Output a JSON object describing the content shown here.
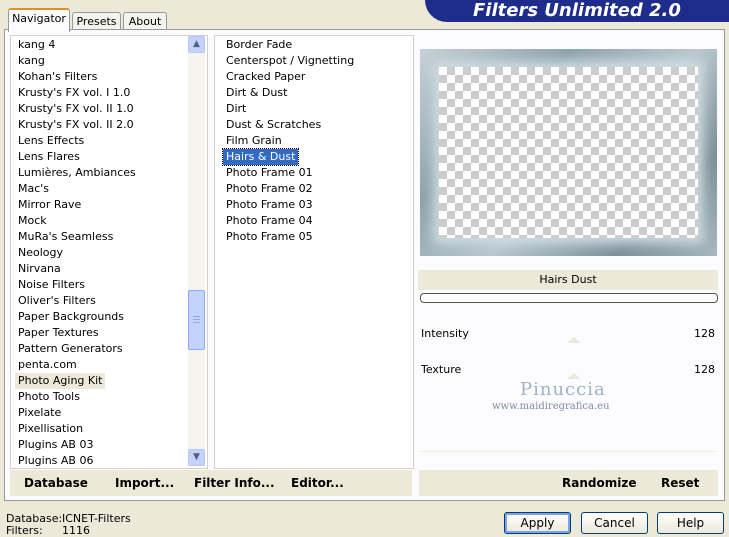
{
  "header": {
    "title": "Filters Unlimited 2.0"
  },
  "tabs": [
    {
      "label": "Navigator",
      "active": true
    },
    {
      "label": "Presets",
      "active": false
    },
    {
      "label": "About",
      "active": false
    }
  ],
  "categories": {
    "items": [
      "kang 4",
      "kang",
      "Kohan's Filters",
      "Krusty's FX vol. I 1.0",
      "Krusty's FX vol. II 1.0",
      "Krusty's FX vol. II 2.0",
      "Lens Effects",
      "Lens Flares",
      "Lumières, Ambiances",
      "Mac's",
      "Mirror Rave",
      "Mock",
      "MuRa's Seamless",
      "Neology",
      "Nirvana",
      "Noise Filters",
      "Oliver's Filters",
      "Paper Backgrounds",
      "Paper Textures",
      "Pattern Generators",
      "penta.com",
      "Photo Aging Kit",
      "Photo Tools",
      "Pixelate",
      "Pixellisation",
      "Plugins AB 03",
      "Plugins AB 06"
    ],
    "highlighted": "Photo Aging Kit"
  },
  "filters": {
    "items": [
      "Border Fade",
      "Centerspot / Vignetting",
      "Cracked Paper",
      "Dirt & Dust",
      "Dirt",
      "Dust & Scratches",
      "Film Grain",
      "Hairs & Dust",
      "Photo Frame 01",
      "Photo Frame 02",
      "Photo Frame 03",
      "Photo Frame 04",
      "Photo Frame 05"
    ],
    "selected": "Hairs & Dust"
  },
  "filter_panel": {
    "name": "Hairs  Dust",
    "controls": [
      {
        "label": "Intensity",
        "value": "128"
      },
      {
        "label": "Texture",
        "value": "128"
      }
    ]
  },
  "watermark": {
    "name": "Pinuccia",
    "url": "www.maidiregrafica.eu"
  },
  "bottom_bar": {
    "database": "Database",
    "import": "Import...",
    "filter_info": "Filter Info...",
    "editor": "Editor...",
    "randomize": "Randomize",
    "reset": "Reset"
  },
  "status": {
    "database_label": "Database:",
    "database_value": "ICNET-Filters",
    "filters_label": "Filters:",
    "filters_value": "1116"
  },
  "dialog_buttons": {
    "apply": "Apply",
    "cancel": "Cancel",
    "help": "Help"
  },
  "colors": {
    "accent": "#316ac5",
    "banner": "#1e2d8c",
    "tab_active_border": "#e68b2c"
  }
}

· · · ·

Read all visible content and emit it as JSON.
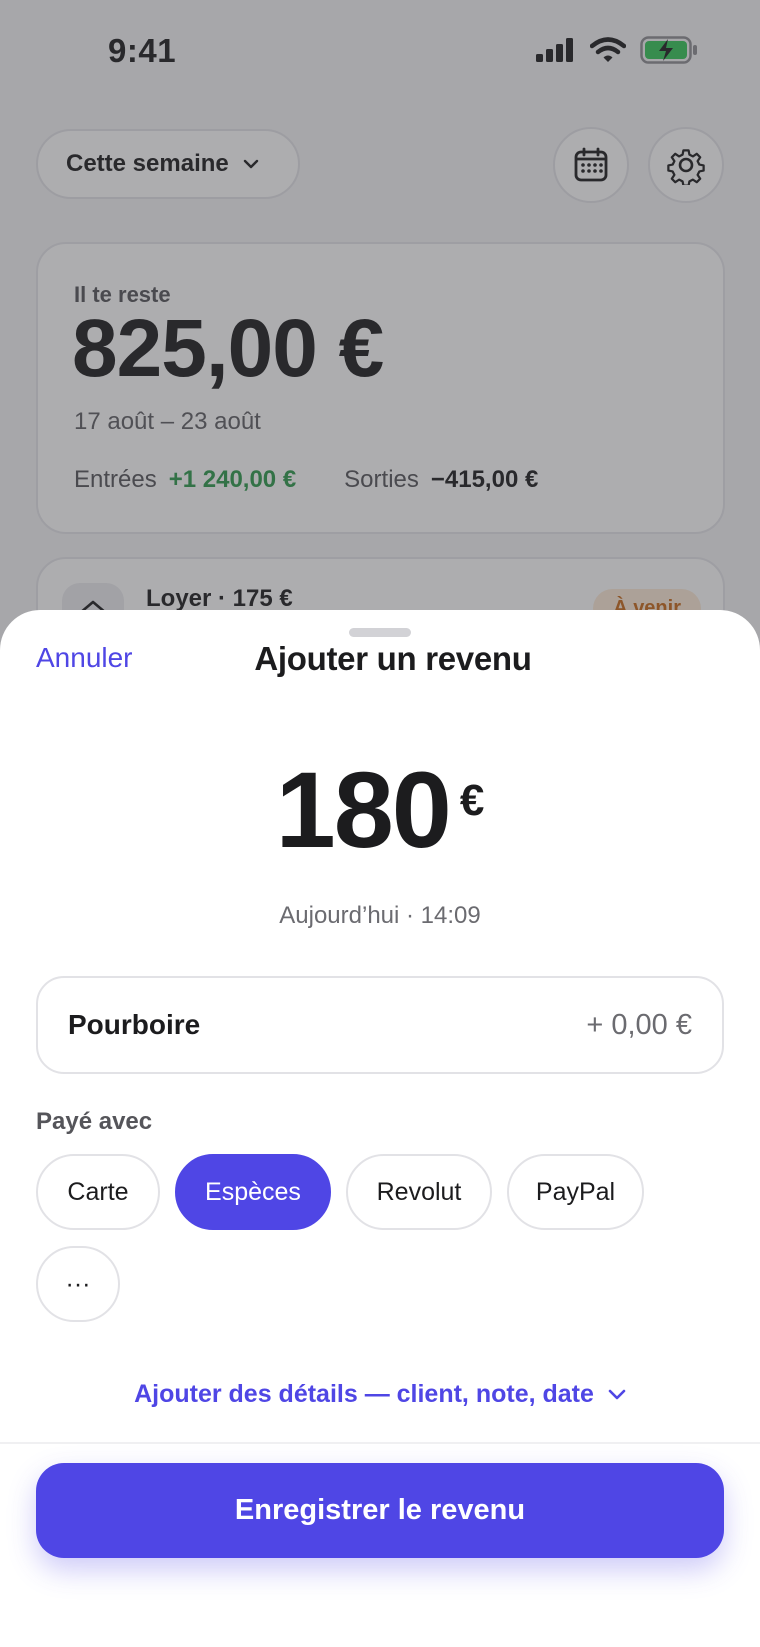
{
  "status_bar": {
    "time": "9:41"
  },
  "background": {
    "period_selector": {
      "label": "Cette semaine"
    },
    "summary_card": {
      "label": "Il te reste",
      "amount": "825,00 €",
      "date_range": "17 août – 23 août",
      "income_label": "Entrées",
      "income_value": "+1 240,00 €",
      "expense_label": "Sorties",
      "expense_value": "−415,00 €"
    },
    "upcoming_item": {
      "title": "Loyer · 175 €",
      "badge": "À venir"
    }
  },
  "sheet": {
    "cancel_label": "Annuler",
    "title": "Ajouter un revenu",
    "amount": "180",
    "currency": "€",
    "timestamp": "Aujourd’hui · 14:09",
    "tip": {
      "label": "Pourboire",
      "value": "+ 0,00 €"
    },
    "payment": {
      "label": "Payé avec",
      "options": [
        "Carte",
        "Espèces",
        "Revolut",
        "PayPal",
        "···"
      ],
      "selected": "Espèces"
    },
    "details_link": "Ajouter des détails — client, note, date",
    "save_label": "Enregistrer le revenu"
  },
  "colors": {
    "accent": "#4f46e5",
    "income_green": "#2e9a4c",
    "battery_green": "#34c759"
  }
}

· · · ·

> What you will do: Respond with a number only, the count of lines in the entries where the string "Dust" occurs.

> Written solution: 5